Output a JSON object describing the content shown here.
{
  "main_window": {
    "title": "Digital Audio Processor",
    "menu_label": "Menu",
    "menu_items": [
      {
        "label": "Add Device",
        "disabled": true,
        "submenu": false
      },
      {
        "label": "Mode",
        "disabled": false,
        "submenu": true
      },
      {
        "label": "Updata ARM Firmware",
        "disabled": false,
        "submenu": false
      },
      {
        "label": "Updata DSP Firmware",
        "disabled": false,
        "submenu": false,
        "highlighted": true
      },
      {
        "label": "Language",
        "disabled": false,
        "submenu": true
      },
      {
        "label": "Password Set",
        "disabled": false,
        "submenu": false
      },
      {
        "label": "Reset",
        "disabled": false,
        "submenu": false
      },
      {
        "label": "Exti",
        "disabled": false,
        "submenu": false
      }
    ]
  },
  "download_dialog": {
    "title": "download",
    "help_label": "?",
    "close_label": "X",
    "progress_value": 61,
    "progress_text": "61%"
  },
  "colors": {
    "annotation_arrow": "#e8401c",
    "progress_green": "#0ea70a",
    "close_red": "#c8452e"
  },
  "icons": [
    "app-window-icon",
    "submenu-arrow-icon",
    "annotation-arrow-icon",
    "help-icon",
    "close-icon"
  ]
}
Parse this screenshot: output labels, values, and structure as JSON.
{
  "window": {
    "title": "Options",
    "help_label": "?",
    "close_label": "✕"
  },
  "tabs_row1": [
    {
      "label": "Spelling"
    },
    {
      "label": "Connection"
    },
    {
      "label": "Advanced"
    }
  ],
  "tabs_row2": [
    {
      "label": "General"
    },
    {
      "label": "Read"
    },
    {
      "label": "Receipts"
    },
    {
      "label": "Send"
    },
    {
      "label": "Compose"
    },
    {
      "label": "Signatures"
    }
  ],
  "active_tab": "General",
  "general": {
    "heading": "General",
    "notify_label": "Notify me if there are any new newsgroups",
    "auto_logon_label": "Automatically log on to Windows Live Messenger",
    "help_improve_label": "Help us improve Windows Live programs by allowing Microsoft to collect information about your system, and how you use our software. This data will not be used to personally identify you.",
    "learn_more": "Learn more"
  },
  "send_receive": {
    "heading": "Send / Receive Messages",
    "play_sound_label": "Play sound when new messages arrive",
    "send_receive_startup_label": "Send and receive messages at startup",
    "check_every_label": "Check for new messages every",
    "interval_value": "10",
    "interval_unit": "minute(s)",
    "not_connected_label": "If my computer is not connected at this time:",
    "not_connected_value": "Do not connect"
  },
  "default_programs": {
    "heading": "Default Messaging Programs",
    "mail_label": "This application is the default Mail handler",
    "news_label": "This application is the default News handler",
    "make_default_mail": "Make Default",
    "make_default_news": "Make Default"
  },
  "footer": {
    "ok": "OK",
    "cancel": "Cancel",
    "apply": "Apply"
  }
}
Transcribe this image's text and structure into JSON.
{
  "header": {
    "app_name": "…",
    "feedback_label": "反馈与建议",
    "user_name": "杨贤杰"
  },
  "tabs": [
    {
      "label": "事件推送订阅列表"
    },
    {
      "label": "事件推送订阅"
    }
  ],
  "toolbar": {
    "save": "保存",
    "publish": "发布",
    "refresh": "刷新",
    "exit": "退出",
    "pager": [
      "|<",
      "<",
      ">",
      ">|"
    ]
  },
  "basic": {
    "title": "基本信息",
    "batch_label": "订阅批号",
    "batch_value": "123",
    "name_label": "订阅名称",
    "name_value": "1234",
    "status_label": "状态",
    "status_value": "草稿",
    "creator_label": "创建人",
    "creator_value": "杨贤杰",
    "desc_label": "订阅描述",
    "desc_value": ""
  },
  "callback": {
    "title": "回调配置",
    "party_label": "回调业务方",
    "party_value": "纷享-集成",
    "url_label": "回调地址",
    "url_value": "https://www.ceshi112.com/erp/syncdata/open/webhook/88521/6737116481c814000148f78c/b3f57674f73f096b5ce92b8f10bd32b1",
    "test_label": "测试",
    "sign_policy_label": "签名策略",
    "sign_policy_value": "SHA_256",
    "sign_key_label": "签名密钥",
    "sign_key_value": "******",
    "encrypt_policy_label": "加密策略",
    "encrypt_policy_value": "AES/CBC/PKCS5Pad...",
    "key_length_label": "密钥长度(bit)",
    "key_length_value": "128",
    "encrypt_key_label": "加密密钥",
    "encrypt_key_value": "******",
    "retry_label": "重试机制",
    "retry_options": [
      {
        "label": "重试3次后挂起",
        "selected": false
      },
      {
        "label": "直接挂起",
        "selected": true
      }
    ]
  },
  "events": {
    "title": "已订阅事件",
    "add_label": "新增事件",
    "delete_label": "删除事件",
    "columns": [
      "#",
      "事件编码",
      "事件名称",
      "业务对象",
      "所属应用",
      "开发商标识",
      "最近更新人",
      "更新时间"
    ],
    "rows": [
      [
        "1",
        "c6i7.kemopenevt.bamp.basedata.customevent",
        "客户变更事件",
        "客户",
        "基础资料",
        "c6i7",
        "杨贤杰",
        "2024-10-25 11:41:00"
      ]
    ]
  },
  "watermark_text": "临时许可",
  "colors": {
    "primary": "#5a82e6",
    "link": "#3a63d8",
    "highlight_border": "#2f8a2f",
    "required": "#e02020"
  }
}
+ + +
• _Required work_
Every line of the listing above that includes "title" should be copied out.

• _Output_
    "title": "Digital Audio Processor",
    "title": "download",
    "title": "Options",
    "title": "基本信息",
    "title": "回调配置",
    "title": "已订阅事件",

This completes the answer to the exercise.